= DATA RECORDS =
**********

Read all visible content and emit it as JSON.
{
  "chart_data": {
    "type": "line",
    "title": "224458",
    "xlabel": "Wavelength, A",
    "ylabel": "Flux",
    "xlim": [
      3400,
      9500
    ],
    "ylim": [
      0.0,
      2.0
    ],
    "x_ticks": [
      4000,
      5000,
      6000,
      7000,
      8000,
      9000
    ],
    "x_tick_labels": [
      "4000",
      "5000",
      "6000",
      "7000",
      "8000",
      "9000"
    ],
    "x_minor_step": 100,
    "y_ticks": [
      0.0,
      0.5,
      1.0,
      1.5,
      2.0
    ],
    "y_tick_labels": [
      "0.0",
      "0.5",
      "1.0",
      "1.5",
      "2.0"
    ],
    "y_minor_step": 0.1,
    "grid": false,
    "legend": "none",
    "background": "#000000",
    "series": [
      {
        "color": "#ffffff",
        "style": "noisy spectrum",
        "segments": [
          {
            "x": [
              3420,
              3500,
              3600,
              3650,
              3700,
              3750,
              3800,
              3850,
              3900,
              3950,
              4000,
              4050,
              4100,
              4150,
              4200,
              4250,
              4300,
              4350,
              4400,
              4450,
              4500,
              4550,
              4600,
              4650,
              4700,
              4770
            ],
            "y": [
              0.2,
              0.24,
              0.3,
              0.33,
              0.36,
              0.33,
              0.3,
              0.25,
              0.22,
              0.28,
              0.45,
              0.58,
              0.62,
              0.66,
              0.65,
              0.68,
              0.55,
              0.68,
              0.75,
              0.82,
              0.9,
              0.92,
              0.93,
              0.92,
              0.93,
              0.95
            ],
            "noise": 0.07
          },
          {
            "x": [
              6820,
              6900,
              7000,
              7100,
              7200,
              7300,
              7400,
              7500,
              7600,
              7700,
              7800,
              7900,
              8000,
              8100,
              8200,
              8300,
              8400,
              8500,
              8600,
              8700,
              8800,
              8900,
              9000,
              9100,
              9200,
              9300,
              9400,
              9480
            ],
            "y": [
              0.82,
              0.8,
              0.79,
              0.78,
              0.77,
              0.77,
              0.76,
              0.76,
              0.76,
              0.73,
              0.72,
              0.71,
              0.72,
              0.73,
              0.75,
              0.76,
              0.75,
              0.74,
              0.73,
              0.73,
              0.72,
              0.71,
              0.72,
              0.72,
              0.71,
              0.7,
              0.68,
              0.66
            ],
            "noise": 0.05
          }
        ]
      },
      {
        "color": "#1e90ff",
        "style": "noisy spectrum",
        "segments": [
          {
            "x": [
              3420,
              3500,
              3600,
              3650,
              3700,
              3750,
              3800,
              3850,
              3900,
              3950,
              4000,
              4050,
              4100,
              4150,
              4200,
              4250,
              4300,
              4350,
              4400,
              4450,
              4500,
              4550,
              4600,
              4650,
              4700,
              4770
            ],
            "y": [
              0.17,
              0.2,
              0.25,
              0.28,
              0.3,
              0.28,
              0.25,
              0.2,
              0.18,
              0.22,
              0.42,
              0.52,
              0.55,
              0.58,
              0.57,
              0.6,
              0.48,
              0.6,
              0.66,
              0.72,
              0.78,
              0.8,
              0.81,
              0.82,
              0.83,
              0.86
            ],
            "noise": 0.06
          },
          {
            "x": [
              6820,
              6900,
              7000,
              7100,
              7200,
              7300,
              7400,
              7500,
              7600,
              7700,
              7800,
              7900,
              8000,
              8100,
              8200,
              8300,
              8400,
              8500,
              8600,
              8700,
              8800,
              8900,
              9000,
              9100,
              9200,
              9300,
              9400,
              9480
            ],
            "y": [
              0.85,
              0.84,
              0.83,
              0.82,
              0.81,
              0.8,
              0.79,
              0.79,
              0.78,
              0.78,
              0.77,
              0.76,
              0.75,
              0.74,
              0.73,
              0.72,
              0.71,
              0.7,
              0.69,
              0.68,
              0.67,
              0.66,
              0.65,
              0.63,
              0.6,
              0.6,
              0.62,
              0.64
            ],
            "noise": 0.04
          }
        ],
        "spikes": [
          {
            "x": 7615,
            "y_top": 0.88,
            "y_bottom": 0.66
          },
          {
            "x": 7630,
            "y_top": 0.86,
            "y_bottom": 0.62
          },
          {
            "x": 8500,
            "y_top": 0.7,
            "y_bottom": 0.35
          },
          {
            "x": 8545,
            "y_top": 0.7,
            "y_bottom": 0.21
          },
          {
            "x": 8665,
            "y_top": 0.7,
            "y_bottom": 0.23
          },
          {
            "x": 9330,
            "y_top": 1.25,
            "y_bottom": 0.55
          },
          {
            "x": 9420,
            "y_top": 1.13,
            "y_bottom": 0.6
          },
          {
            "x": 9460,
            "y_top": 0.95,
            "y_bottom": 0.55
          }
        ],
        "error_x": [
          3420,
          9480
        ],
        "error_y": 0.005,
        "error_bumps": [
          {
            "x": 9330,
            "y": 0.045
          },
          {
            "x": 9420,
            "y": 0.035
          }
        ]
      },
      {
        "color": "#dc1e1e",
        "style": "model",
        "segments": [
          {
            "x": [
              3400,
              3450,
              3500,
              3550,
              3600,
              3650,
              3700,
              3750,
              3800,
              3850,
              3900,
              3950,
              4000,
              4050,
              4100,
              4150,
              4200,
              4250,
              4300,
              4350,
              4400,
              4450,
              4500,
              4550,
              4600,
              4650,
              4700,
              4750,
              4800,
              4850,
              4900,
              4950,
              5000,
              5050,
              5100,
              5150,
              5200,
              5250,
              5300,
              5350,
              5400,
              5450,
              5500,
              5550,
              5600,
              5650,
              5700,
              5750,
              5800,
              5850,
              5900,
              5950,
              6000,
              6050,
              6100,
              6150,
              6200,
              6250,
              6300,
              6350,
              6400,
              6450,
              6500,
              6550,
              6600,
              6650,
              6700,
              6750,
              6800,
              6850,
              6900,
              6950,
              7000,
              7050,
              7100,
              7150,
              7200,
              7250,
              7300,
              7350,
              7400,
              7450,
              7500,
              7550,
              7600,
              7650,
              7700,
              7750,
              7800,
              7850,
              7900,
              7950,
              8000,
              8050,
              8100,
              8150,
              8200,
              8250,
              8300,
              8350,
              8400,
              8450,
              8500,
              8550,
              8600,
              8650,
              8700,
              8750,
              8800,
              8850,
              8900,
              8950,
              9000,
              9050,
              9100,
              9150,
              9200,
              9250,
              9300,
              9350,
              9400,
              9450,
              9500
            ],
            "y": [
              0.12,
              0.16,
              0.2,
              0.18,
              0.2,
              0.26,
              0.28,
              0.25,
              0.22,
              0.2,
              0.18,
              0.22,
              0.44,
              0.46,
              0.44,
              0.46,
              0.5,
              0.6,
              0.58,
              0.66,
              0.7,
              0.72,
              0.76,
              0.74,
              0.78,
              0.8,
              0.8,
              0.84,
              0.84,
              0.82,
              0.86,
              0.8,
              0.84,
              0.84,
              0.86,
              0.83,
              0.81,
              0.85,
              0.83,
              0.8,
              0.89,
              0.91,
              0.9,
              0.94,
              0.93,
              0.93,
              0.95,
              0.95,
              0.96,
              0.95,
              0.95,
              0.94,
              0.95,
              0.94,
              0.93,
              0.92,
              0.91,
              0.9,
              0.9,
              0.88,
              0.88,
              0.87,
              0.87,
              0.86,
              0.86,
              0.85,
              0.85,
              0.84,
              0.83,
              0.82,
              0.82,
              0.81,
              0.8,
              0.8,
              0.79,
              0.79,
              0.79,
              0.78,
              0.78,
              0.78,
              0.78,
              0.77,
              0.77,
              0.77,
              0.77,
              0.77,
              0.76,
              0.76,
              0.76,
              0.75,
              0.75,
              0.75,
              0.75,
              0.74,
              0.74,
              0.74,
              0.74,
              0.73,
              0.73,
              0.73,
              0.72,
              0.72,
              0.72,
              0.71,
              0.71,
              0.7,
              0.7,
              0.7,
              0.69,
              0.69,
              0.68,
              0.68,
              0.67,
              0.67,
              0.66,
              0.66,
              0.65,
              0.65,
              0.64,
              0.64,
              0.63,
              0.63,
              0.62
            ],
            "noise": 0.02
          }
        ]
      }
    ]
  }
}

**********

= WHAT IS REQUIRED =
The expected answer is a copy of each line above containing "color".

= ANSWER AREA =
        "color": "#ffffff",
        "color": "#1e90ff",
        "color": "#dc1e1e",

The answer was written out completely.